7. Jeb Bush is rather annoyed that you’re forcing him to degrade himself by answering your questions, America. He would like to just be President now, okay? Can you make that happen? Good. See in you December of 2016.
8. Rand Paul and Chris Christie got into a tense exchange over who was more likely to protect Americans’ civil rights in the face of intrusive governmental forces. Rand Paul clearly believes Rand Paul is the foremost protector of the Bill of Rights. Chris Christie is not sure we have one and would like to put a lot of people in jail. Both came off looking childish: Paul, because his message seems to have taken on that copyrightable shrill twinge we libertarians sometimes get after drinking and encountering someone who failed AP US History, and Christie because he’s Chris Christie and nobody really likes him anymore.
9. Marco Rubio “won” the debate itself, which is great for Marco Rubio because it’s high time he’s taken seriously as a candidate. He’s good looking, he’s got a great background story, he’s nuanced on policy and the media already hates him so much they pay for people to scour through hours of footage of Miami Zoning Commission hearings. And now he seems like he could take on the so-called “heavy hitters” he was supposed to be crushed by. Frankly, it would be fun to see him take on Carly in a one-on-one. We’d all be better for it, too.

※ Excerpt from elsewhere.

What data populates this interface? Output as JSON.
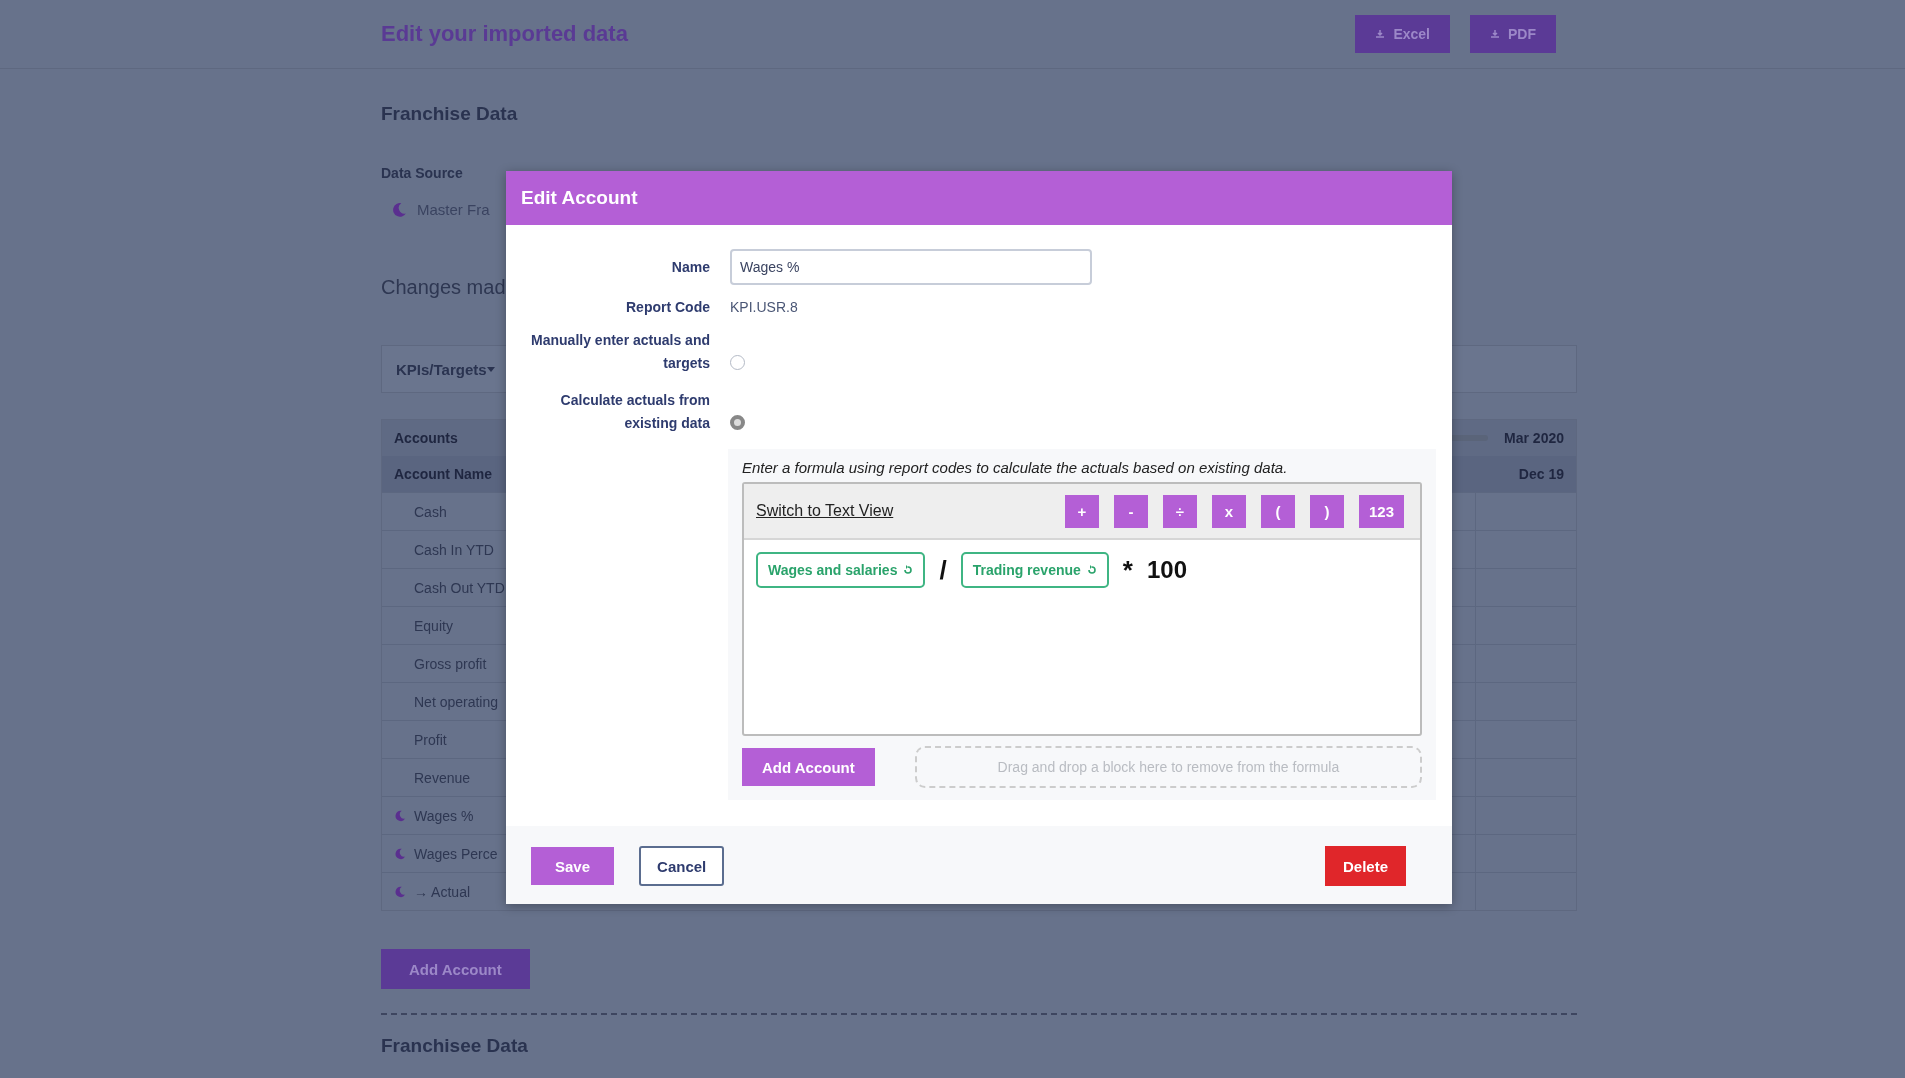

10. Don’t think only Republicans had a tough night. This also happened, thus ensuring that, no matter which direction America goes in, we all lose.